- When we analyze or discuss what is termed "public policy," we do it entirely from a theological standpoint with an eye to educating professing Christians and those to whom we are openly always proselytizing to convert to authentic Christianity.
- It is impossible for us to fully evangelize and proselytize without directly discussing the pros and cons of public policy and the positions of secular-office holders, hence the unconstitutionality of the IRS code on the matter.
- We are not rich and wouldn't be looking for a fight regardless. What we cannot do is compromise our faith (which seeks to harm nobody, quite the contrary).

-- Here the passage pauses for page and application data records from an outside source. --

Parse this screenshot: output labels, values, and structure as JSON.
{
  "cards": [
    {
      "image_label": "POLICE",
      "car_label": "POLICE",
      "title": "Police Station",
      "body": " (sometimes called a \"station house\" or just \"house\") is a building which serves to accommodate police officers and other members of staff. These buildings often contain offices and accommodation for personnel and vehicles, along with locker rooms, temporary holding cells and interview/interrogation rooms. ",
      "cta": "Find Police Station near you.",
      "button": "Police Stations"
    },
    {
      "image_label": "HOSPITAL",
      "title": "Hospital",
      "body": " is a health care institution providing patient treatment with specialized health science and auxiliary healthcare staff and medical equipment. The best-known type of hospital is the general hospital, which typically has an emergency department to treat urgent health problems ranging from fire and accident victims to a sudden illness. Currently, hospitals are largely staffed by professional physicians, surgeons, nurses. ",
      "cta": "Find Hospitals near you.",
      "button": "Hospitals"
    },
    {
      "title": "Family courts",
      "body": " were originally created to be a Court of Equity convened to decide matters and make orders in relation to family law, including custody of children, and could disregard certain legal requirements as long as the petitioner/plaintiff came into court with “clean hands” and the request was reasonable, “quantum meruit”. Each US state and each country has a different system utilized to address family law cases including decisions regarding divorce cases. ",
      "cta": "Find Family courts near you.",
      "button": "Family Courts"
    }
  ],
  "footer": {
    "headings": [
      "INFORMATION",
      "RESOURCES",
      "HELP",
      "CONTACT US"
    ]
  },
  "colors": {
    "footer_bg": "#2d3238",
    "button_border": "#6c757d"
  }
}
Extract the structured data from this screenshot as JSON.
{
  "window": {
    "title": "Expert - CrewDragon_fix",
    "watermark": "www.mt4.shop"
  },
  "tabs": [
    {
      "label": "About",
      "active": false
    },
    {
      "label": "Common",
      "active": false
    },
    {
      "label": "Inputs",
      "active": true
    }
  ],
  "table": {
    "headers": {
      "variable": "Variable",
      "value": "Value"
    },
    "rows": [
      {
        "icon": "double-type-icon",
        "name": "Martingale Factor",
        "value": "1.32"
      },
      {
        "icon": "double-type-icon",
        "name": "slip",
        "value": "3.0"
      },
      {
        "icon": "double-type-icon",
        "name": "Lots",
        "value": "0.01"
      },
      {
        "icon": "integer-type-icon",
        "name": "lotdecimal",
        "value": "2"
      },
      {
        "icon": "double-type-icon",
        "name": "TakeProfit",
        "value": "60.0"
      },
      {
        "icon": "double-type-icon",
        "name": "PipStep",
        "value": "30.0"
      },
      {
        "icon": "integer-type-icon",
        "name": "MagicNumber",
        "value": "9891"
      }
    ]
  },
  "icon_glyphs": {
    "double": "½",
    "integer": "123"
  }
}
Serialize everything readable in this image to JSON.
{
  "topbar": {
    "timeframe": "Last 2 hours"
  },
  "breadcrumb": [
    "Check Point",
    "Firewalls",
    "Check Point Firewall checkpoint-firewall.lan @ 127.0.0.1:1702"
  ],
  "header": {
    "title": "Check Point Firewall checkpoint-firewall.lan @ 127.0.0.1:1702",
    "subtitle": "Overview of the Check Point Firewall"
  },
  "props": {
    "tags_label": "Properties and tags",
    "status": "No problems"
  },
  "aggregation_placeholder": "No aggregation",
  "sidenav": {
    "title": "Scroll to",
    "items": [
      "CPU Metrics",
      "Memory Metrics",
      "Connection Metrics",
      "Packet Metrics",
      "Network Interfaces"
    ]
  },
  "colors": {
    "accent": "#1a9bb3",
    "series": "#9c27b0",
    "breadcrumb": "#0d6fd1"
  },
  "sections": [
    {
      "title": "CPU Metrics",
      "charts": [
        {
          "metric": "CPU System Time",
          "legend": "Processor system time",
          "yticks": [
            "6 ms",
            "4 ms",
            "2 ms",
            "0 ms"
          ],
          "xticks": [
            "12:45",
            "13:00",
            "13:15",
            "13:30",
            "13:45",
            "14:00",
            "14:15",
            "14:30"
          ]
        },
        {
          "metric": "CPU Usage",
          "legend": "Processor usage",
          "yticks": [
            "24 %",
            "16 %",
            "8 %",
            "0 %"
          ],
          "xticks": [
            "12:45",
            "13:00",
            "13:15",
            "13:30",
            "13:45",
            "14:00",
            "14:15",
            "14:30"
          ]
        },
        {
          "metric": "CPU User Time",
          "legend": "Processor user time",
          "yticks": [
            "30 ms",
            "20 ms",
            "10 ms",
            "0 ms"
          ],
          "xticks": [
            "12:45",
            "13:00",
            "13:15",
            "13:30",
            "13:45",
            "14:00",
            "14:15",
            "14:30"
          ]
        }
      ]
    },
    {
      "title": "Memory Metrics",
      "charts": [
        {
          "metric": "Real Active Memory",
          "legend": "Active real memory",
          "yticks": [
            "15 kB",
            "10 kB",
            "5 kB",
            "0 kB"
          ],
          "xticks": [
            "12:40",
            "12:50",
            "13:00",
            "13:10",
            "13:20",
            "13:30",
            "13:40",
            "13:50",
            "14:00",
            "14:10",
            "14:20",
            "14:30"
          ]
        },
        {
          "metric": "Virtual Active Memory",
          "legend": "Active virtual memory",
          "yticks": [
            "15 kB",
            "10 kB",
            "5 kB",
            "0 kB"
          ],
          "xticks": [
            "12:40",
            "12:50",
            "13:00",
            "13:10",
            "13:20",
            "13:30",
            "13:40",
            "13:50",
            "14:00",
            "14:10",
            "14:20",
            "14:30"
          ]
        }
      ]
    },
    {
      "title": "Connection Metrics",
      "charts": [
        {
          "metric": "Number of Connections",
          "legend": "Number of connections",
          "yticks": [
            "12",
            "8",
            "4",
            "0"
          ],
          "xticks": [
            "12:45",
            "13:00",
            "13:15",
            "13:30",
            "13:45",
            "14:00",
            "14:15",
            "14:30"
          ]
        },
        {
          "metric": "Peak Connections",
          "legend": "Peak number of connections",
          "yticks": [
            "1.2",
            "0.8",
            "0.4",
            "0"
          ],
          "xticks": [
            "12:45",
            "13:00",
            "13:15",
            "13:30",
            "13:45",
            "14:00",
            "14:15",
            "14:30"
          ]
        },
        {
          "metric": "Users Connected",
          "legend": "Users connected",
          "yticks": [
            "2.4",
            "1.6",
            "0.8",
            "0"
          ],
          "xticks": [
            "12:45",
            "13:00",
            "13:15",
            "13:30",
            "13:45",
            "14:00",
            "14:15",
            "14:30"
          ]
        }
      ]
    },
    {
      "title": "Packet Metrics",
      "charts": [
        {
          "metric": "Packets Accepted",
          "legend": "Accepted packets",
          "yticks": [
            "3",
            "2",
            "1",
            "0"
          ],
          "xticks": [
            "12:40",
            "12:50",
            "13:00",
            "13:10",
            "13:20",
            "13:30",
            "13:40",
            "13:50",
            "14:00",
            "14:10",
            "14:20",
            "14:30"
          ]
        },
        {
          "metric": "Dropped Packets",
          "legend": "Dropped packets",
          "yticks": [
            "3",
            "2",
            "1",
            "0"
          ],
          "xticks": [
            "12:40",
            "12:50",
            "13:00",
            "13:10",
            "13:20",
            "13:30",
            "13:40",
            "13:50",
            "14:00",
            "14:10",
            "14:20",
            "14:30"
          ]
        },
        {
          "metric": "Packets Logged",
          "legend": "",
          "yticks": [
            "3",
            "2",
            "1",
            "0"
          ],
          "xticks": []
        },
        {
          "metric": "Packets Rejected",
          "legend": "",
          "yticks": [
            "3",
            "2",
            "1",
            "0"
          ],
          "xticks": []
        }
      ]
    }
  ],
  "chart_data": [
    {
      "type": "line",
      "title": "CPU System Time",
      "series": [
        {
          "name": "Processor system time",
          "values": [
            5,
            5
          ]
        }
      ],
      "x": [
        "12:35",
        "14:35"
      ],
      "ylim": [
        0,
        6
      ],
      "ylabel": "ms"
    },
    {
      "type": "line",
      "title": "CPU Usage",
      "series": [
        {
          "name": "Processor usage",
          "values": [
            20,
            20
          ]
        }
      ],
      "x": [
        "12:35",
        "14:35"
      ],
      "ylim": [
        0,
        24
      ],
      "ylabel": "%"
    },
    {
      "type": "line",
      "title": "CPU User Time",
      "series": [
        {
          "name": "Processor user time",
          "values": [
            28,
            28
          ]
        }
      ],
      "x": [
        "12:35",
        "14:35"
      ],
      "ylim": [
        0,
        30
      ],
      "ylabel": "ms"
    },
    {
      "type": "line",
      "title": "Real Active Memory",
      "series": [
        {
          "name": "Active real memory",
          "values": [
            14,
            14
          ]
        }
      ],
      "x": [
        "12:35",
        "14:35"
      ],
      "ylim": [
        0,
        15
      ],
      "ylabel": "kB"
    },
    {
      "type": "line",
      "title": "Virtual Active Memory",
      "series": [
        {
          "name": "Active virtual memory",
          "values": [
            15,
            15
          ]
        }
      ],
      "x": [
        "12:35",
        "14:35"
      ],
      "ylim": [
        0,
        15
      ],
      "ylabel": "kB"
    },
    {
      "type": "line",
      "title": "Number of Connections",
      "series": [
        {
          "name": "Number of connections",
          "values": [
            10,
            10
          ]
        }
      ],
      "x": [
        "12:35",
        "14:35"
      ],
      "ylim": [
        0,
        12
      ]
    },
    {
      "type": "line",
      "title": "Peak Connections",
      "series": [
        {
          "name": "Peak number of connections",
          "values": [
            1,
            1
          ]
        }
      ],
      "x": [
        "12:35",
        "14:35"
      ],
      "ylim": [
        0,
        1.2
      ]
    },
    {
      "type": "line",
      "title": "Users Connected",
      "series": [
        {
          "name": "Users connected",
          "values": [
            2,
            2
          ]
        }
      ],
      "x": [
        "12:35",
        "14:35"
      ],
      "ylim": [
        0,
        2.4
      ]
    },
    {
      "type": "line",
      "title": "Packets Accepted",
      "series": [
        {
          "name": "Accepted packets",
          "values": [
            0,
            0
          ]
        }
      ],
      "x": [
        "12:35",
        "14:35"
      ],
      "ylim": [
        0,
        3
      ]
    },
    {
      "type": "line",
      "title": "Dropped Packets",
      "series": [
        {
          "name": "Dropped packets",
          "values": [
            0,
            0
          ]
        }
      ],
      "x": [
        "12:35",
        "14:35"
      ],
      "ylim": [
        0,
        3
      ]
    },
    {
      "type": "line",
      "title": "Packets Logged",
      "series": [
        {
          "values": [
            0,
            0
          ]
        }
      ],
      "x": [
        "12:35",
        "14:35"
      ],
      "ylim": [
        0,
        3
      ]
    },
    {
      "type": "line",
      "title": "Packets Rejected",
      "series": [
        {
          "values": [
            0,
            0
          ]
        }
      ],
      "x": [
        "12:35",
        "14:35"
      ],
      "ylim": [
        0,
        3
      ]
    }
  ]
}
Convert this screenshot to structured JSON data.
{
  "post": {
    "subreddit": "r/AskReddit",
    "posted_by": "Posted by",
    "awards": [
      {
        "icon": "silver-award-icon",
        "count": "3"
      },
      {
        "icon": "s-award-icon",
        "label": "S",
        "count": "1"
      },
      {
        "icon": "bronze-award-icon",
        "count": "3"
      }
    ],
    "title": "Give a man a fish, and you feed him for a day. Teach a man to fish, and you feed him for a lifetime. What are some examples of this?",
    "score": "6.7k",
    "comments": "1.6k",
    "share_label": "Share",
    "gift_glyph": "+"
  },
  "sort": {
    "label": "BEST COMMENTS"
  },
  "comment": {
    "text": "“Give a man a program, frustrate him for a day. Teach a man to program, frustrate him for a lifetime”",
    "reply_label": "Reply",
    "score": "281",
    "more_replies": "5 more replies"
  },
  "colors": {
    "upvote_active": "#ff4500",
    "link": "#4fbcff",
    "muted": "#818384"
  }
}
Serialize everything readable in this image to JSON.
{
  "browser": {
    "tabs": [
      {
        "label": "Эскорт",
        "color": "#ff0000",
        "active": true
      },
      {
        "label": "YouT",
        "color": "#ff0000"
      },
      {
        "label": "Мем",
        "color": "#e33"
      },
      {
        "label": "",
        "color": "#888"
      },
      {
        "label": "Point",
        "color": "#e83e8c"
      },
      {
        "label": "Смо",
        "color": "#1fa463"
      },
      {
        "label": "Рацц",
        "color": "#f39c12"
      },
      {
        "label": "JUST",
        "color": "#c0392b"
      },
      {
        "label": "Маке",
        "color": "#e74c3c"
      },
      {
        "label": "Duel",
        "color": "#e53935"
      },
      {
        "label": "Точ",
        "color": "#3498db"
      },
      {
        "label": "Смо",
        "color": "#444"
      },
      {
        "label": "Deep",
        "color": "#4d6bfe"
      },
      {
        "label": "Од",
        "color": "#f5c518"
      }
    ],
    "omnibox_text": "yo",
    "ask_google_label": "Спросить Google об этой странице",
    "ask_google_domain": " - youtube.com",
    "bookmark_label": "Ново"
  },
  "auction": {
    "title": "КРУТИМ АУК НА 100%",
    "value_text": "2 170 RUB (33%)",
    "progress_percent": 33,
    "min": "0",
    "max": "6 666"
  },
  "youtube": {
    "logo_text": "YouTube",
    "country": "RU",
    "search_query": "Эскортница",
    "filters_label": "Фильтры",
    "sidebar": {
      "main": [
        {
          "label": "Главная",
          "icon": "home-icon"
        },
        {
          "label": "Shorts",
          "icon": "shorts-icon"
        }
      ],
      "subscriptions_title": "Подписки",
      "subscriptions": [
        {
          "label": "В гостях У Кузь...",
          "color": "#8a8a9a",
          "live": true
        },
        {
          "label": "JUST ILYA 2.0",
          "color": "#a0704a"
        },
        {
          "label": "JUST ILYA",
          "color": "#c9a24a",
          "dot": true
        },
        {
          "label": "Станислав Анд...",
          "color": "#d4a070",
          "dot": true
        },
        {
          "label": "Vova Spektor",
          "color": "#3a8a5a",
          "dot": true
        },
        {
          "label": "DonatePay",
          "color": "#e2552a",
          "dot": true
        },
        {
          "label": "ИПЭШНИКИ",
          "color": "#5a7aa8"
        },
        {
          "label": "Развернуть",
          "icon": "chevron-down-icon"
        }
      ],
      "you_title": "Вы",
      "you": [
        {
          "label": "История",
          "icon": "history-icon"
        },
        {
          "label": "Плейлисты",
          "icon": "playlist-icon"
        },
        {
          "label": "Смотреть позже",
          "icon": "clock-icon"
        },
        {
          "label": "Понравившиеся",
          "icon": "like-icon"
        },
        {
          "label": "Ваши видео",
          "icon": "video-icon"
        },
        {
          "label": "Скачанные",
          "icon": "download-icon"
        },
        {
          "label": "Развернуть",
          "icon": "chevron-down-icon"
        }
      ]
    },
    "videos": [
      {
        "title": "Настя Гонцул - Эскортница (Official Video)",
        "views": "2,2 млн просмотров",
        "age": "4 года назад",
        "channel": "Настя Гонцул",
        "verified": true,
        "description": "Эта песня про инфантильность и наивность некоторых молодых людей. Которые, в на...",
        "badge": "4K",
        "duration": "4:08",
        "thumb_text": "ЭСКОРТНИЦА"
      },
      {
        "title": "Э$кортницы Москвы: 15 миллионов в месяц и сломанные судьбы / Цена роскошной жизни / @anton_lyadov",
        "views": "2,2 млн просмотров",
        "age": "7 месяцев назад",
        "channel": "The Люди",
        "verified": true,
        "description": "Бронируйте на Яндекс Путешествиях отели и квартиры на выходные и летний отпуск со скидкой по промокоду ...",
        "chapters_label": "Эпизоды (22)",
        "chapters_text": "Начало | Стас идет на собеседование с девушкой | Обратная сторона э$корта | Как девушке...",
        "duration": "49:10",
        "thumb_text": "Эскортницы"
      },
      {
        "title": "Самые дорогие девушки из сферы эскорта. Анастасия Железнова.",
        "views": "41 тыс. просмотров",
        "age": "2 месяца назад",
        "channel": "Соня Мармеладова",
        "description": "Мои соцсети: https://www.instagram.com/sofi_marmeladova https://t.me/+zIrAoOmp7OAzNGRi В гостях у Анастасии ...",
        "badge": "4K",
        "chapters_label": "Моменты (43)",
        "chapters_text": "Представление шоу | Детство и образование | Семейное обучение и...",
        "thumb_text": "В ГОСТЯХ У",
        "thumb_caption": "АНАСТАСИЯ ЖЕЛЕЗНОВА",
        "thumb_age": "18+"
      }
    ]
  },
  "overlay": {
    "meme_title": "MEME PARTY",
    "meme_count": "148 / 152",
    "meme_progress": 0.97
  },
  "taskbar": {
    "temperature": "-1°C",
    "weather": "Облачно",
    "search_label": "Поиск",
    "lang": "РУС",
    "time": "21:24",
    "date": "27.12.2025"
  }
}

- We render unto Caesar what is Caesar's. We render unto God what is God's.
- When Caesar says to us that unless we shut up about the unrighteousness of Caesar's policies and practices, we will lose the ability of people who donate to us to declare their donations as deductions on their federal and state income-tax returns, we say to Caesar that we cannot shut up while exercising our religion in a very reasonable way.
- We consider the IRS code on this matter as deliberate economic duress (a form of coercion) and a direct attempt by the federal government to censor dissenting, free political and religious speech.
- It's not freedom of religion if they tax it.
And when they were come to Capernaum, they that received tribute money came to Peter, and said, Doth not your master pay tribute? He saith, Yes. And when he was come into the house, Jesus prevented him, saying, What thinkest thou, Simon? of whom do the kings of the earth take custom or tribute? of their own children, or of strangers? Peter saith unto him, Of strangers. Jesus saith unto him, Then are the children free. (Matthew 17:24-26)